(Data about app and page elements)
------------------------------------------------
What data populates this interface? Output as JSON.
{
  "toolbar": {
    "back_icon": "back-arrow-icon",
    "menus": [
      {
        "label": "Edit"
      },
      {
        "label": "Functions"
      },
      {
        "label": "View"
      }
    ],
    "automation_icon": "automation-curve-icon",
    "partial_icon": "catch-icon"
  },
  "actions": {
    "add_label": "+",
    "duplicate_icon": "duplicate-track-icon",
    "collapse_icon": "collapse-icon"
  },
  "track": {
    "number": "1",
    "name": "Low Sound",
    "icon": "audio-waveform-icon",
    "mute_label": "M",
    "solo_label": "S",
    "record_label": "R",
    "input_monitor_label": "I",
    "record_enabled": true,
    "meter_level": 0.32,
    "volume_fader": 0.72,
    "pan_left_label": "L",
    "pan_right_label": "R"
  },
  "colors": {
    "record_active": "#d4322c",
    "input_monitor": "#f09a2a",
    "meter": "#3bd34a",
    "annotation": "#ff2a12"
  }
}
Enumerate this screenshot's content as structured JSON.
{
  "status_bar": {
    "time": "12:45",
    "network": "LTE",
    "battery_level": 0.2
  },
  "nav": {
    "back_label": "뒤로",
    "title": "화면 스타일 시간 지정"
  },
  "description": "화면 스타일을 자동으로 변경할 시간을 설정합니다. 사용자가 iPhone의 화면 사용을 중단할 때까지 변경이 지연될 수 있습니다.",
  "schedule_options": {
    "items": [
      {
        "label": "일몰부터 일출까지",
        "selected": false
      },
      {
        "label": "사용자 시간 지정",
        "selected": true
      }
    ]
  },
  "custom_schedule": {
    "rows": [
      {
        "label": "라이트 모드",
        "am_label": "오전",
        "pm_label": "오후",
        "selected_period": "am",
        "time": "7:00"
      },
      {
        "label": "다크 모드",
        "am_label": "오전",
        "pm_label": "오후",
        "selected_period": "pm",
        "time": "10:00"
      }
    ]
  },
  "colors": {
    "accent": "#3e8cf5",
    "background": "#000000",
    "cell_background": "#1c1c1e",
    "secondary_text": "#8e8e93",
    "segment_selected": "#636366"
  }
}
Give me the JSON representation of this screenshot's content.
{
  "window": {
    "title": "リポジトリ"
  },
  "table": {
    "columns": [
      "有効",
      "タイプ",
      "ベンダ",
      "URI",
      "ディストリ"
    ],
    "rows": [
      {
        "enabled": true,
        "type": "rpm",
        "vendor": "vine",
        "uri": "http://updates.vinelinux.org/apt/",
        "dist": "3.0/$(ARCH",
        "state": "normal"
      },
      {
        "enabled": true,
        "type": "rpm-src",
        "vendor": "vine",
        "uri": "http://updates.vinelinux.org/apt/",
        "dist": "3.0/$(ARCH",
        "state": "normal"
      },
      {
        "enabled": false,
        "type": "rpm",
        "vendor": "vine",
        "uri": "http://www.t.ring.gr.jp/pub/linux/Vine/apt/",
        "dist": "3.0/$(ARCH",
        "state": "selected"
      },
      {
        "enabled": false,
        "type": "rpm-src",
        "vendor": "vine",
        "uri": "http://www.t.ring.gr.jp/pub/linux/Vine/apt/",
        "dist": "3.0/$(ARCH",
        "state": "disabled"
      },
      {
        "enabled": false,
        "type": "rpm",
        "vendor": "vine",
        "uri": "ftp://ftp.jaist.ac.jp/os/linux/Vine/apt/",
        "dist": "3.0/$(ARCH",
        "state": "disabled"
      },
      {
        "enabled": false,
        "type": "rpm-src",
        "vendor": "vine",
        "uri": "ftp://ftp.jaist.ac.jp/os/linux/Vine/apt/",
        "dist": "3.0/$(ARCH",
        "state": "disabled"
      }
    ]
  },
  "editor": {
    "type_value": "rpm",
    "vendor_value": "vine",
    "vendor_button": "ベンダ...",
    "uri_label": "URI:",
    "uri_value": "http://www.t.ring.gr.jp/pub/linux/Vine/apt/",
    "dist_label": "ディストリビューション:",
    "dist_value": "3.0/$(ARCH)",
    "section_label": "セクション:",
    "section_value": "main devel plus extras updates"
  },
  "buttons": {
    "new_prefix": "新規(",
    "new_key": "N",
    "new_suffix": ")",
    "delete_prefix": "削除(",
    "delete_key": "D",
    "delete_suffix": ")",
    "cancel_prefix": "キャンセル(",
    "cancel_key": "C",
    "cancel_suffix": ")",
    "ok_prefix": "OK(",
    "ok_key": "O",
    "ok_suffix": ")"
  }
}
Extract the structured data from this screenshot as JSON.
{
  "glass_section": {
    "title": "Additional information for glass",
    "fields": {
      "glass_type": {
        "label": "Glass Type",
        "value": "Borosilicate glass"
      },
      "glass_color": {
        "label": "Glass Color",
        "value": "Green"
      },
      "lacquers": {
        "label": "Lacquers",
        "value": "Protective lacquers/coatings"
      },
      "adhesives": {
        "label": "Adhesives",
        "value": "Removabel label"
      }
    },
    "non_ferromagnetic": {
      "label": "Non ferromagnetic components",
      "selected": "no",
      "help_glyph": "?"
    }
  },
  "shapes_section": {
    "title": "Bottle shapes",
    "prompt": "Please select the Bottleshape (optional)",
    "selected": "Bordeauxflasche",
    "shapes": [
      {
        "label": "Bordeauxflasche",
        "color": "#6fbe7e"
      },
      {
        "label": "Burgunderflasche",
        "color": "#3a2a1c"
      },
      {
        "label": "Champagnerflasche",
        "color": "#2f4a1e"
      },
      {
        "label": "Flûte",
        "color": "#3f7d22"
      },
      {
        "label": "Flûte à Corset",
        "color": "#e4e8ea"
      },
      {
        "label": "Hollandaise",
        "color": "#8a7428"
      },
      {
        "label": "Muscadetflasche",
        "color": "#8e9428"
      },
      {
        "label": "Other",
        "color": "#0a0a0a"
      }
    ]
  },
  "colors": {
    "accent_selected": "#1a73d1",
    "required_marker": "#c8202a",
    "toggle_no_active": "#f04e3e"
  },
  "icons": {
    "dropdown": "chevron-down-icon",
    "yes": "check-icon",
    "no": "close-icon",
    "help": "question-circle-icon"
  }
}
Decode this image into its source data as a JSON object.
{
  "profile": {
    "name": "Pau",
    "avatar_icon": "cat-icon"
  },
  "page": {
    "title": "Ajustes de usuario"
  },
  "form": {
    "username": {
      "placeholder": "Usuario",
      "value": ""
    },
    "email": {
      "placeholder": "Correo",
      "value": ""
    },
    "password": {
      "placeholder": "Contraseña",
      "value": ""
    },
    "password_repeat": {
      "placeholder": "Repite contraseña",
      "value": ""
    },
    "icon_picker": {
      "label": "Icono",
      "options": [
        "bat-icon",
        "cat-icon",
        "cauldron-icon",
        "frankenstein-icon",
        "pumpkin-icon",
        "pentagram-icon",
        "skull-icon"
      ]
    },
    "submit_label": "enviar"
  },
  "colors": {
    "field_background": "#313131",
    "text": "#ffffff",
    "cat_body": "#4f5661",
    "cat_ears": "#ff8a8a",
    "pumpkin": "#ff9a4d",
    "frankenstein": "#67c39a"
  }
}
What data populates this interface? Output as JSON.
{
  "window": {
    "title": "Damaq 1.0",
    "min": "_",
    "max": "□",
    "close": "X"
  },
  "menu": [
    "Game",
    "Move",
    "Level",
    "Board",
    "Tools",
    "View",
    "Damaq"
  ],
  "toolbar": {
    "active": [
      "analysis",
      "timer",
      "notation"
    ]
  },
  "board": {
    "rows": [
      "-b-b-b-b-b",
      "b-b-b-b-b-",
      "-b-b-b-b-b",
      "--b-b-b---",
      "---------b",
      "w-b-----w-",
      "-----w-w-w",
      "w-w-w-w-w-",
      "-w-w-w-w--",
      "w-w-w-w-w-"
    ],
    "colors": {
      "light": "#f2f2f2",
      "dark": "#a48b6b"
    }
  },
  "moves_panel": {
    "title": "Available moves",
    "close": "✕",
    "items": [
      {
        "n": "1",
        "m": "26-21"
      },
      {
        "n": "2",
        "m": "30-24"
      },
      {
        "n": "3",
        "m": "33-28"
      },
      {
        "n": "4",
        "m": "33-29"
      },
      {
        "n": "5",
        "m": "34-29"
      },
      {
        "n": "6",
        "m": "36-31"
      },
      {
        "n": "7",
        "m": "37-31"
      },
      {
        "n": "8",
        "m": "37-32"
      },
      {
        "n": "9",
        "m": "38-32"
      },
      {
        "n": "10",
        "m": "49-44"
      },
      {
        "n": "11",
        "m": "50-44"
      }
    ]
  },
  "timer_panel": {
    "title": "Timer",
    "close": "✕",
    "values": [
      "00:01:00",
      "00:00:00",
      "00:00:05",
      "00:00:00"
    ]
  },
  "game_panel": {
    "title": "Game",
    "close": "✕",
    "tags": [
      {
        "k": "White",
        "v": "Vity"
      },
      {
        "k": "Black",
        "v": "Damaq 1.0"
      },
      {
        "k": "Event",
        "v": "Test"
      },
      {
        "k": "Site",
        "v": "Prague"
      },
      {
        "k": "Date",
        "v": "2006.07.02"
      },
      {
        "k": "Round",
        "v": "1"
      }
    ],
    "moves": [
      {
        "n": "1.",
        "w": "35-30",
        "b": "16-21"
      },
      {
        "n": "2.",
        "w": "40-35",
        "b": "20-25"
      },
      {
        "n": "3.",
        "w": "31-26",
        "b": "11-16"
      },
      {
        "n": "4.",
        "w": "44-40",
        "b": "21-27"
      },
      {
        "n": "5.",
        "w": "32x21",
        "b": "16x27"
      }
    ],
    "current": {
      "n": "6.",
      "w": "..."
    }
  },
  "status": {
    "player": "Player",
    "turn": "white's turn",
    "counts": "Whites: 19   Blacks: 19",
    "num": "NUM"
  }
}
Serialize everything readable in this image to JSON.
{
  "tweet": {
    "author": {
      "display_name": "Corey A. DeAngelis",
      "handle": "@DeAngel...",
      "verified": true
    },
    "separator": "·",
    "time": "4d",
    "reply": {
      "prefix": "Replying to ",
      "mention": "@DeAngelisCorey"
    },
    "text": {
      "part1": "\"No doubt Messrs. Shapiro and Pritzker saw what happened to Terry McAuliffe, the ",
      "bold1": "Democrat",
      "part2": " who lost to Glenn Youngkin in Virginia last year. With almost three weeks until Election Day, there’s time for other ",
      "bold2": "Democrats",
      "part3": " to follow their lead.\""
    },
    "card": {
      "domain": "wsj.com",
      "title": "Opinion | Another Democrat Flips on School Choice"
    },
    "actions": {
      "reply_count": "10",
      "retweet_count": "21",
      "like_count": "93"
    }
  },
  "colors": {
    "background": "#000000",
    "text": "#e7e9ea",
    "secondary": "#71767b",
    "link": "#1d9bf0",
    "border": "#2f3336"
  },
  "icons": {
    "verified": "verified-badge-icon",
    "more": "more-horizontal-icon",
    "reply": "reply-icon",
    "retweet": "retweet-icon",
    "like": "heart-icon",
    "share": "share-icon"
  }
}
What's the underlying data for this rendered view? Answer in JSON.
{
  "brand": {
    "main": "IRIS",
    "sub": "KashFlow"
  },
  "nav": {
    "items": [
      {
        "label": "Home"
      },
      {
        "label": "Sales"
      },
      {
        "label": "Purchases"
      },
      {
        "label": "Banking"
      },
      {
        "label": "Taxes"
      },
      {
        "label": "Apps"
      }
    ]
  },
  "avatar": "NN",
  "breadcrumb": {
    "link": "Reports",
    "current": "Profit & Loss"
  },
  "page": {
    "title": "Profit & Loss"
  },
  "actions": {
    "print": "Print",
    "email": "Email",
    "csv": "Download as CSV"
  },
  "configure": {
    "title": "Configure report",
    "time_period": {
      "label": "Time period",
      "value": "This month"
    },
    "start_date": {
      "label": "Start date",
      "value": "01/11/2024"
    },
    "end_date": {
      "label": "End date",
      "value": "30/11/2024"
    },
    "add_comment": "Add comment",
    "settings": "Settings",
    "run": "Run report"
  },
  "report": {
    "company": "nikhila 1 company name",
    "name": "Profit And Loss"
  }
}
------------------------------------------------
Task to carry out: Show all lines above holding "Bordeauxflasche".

Answer to this exercise:
    "selected": "Bordeauxflasche",
        "label": "Bordeauxflasche",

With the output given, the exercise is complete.